If you’ve been a Christian for long enough, you’ve likely posed this question in your heart when you or a loved one has suffered physically, mentally, or spiritually. Sure, in the abstract everything is possible with God. But at some point, hope bleeds into delusion, doesn’t it?
It’s not always easy to swallow the line from scripture: confess and pray, that you may be healed (James 5:16). Yes, James encourages us, you should pray for healing.
As a lifelong Christian, I know that there’s never a situation when it’s wrong to pray. But when prayer seems like asking God to violate the limits of the possible, it can feel distasteful, even soul-wrenching.
What is hope?
This question is raised quite powerfully in the deeply moving When Breath Becomes Air, a memoir by Paul Kalanithi (Random House, 2016) about finding life’s meaning as a young neurosurgeon dying from metastatic lung cancer:
The word “hope” first appeared in English about a thousand years ago, denoting some combination of confidence and desire. But what I desired, life, was not what I was confident about, death. When I talked about hope then, did I really mean “leave some room for unfounded desire?” No… So did I mean “leave some room for a statistically improbable but still plausible outcome—a survival just above the measured 95 percent confidence interval?” Was that what hope was?… It occurred to me that my relationship with statistics changed when I became one…. The angst of facing mortality has no remedy in probability.
Indeed, if a change in circumstances is the object of our hopes, then we may well fall victim to delusion, or search in vain for solace in the numbers. Christians of all people should be realists.
But if pain, disease, and death are certainties of this life, the Christian also has the certainty of resurrection, the restoration of all creation. God raised Jesus from the dead. So now, the clock of history ticking until Jesus’ final victory over suffering and death.
And occasionally, God reverses the ordinary flow of time by letting the resurrection life of the future break into this present world of pain, disease, and death. When we entreat God to heal us or our loved ones, we ask Him for no less than this, to give us a brief taste of life in the world to come by physically healing our bodies and minds right now.
The Lord will raise you up
I take this to be the lesson of James 5:15-16:
The prayer of faith will save the one who is sick, and the Lord will raise him up. And if he has committed sins, he will be forgiven. Therefore, confess your sins to one another and pray for one another, that you may be healed.

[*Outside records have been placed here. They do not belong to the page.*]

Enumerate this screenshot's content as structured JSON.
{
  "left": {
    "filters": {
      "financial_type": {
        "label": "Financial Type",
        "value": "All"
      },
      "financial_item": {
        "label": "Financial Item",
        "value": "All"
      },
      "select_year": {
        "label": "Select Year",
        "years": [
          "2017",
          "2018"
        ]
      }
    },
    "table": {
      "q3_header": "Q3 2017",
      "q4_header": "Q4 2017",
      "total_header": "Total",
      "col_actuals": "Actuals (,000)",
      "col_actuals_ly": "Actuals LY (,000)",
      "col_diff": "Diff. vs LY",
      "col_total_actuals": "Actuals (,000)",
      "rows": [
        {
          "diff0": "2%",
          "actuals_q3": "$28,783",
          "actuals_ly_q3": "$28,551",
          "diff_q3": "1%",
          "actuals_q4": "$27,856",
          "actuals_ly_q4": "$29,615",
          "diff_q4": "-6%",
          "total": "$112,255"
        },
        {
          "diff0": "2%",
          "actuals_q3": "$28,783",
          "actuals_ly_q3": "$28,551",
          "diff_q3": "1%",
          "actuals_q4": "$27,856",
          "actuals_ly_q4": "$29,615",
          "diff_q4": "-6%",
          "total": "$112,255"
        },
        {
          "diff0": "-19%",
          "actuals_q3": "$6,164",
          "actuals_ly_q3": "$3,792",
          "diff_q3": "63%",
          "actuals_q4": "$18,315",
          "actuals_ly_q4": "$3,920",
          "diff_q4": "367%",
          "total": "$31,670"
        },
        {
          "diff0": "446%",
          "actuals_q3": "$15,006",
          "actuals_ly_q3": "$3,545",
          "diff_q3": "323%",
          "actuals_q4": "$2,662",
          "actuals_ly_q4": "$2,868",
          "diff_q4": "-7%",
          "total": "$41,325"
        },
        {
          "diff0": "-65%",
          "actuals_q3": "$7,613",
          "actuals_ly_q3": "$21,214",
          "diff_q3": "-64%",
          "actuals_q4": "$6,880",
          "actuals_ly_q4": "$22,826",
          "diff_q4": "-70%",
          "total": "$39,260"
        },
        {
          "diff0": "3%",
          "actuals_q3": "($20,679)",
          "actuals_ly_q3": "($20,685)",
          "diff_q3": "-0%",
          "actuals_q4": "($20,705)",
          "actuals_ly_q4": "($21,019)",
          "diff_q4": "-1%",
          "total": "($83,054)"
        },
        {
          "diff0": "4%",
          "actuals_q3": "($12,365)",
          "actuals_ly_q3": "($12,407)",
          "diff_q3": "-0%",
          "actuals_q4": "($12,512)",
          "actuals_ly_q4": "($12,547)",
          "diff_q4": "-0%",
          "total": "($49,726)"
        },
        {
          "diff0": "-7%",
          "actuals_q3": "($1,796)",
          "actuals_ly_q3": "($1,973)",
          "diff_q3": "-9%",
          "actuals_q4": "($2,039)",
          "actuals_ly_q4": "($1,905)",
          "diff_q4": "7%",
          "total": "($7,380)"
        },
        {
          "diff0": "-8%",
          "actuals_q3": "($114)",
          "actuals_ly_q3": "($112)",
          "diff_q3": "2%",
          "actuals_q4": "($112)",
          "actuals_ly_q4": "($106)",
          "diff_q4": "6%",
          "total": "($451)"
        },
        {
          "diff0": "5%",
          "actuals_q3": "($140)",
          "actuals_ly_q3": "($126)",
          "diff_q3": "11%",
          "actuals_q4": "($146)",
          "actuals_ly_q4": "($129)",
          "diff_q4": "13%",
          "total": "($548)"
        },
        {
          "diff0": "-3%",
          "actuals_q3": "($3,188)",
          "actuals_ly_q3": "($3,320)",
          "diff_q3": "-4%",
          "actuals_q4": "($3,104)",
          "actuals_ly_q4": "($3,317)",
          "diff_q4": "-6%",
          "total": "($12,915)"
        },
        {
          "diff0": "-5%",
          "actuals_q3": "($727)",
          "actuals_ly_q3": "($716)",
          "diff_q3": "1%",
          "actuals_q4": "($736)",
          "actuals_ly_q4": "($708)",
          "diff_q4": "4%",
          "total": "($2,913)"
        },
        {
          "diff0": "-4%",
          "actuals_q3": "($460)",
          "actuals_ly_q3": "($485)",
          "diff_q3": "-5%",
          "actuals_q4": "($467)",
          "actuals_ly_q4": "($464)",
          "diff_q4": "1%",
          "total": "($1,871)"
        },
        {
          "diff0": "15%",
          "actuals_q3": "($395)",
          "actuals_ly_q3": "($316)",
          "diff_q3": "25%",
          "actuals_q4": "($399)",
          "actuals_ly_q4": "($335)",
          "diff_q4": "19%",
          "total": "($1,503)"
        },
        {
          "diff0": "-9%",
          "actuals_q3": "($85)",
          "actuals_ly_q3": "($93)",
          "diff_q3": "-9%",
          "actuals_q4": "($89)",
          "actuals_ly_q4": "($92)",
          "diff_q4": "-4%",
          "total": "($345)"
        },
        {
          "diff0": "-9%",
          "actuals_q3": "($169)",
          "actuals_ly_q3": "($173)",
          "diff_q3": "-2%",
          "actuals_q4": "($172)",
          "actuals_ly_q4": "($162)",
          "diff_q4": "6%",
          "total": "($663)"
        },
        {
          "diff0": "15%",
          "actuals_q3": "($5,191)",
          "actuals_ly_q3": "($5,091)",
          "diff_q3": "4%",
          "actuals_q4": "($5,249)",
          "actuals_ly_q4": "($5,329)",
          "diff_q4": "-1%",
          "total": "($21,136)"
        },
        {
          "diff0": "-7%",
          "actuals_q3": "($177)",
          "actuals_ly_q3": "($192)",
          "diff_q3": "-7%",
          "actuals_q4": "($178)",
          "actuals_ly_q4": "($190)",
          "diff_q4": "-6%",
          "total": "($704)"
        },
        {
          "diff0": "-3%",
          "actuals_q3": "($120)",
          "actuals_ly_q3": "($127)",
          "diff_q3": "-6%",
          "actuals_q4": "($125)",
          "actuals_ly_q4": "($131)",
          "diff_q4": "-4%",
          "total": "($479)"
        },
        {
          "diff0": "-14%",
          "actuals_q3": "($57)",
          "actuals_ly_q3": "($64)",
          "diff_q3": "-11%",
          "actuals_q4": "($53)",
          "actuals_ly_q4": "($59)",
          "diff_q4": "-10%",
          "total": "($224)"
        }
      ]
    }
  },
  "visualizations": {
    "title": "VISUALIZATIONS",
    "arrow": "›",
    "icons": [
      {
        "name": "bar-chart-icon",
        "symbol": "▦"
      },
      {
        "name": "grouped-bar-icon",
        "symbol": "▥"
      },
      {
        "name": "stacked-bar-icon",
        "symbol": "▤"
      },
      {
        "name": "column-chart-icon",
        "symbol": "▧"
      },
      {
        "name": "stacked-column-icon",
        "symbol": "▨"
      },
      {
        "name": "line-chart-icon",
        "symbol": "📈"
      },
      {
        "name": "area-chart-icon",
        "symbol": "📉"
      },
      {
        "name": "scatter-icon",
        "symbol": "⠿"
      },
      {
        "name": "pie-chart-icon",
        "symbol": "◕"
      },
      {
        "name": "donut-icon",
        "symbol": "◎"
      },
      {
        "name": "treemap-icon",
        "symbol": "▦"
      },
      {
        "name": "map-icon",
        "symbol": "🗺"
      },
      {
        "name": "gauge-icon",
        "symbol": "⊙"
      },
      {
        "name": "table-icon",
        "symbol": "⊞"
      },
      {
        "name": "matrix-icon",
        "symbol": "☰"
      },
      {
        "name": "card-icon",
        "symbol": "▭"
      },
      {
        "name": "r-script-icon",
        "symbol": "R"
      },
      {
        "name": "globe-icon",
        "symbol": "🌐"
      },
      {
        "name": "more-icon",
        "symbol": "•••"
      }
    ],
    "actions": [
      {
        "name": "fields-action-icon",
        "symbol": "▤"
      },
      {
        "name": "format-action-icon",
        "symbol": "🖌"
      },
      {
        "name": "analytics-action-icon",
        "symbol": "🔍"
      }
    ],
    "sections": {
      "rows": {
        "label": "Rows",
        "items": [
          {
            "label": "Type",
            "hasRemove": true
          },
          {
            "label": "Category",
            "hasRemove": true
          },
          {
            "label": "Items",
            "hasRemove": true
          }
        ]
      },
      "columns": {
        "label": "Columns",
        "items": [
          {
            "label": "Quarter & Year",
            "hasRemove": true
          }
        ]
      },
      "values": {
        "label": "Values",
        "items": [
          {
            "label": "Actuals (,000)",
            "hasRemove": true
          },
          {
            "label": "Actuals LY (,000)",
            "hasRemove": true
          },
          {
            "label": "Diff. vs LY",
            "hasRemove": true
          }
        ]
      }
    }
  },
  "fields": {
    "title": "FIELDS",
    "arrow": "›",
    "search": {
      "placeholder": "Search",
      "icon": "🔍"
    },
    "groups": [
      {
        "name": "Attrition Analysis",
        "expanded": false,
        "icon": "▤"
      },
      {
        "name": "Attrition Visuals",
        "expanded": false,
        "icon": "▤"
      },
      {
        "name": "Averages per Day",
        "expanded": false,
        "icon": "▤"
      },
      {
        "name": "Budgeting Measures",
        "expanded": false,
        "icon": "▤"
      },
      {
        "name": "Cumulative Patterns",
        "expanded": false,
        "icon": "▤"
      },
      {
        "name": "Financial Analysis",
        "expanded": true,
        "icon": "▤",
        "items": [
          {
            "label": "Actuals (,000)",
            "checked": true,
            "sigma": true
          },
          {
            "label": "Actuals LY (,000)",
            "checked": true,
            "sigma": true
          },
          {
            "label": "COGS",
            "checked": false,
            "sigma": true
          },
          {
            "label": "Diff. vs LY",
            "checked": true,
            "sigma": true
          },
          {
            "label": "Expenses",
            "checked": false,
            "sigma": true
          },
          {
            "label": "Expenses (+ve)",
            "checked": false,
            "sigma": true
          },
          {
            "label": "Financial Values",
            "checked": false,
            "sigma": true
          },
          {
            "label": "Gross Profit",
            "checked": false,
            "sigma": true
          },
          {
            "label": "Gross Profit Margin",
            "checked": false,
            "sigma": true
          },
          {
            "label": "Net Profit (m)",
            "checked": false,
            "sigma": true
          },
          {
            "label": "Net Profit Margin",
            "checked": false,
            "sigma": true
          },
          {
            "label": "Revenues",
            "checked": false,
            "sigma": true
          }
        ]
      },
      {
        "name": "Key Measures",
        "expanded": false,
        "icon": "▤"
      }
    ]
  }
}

It sounds like James is promising far more than he can deliver: guaranteed healing. But if we look closely, his language is open-ended, giving us grounds for hope but not presumption. “The prayer of faith will save…the Lord will raise him up.” That is indeed a guarantee. But does James mean that a sick person, prayed over in faith, will be saved and raised up at the end of all things, at the resurrection, so she should fear neither death nor adversity in life? Or does James mean to extend hope for concrete healing in this life? I have a feeling he’d reply to the either/or with a hearty “yes!”
Come to the Healing Eucharist Service
We will be gathering here at Restoration Anglican Church on Tuesday (March 1) at 7:30 pm for a Healing Eucharist liturgy. All are invited to lay hold of this hope for healing—that God would give us an advance on the resurrection life by restoring us now to physical, mental, and spiritual health. The Eucharist itself is an image of this hope. We physically eat bread and drink wine, and by faith we share not only in the grace the crucified Christ won for us in the past, but also the future grace of the resurrection of our bodies.